Carrying and loading our boxes onto the bus, we continued to the next stop, Chateau de Chenonceau. It was located in a beautiful area, which had an entrance of trees enclosing around you, a donkey farm to one side, and even a maze. We all snapped pictures quickly of the shrubbery and structures since there was a very dark cloud centered right above. As it started to pour, we finally made it into the smaller chateau and toured again. This one was interesting in that there was a bridge attached that had two purposes on each of its different floors. The first was used as a normal bridge, where servants could cross to and from. The second floor of the bridge however was a long room with checkerboard flooring and big glass windows that was used as a party room. By this point, everyone was ready for dinner. This meal had a lot to live up to after Normandy and the fun we had, but unfortunately it feel somewhat flat, but still eventful. After a small avocado salad, there was a thud next to me. I looked over and sprawled across the table was bits of brown dirt. Nicole was looking at the mess in shock. As we looked up, we saw the culprit. A bird's nest had been made in the rafters above, and some had fallen right onto Nicole place setting, wine, and food. The waitress did not seem very happy with us to begin with, and it was a bit of confusion trying to explain what had just happened. the main course that I had was a sliver of salmon with vegetables. Everyone else had a chicken drumstick and mashed potatoes. For all that we had done today, we were all left unsatisfied and craving Papa John's pizza. Our next stop was Chateau de Razay, our hotel for the night. We arrive to see llamas, dogs, horses, and a gigantic pot bellied pig lying on the steps. The chateau was beautiful, and our room reflected that.

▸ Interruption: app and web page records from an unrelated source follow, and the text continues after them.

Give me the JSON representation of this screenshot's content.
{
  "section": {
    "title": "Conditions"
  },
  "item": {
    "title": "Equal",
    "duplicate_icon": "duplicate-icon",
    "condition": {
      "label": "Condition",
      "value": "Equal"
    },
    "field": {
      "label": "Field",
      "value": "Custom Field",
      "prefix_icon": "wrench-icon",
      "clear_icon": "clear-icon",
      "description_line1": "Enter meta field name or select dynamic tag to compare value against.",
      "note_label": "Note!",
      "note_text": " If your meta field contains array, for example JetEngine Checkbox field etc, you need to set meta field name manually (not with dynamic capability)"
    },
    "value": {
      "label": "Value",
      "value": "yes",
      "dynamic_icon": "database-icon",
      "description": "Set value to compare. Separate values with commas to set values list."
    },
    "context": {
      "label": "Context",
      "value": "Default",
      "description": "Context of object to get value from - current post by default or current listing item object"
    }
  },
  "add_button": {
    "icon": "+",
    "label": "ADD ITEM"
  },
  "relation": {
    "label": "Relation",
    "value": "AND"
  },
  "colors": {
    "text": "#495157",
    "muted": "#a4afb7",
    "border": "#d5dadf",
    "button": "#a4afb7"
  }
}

After a long day, we passed out quickly, only to realize the morning and the next day came too soon. We were off to Chateau de Chambord, by far the biggest and most beautiful one we had visited. They had bike and boat rides that you could take to see the grounds. There was also a hunting convention taking place. This chateau was actually a "hunting cabin" of Francois I, which I found interesting since it contains 440 rooms, 365 fireplaces, and 84 staircases. Somewhat of a hunting cabin when you can light a different fire place every day of the year. After another tour by our Italian guide, we got to enjoy a cookie tasting at the bakery located in the area. I now know that I need to create a recipe for a cherry cookie and a chocolate chip with orange zest cookie. They will be fantastic, promise. I cannot wait to have a kitchen again so I can start baking! I have been missing creating my own baked goods recently. Paris has definitely given me some ideas on what to make next. After the cookie tasting and a long 2 days of tours, we headed back to Paris. I thought that it would be one of those nights that I just lay in my bed, relax, and have a refreshing sleep. It turned into something unexpected.

After using Asa's computer to change my flights for after the Paris program, I was convinced by Park to go out with them for the night. Still in my PJs and ready for bed, I agreed and quickly got ready, wine bottle in hand. The time finally hit 1:30 am, and after a few fallen soldiers, Asa, Park, Sean and I were off to the Montparnasse area. We arrived at a place called the Financier, and started off our night. I have no clue how I made it to 4:30 in the morning, but I think the dancing and lively scene around me kept me going. I am not used to those sort of late nights, as many of you know, but it was pure entertainment. I even managed to make friends with real French people from Paris, something that is suprisingly hard to come by. The only problem was the language barrier between all of us. Luckily Sean translated between me, Asa and our new friend Franck. On the way home, I managed my first ever "plank" on a bike rack and I cannot wait to see the pictures! It was another fun night, which seems to always be the case with the unexpected, and Paris.

No comments:

Post a Comment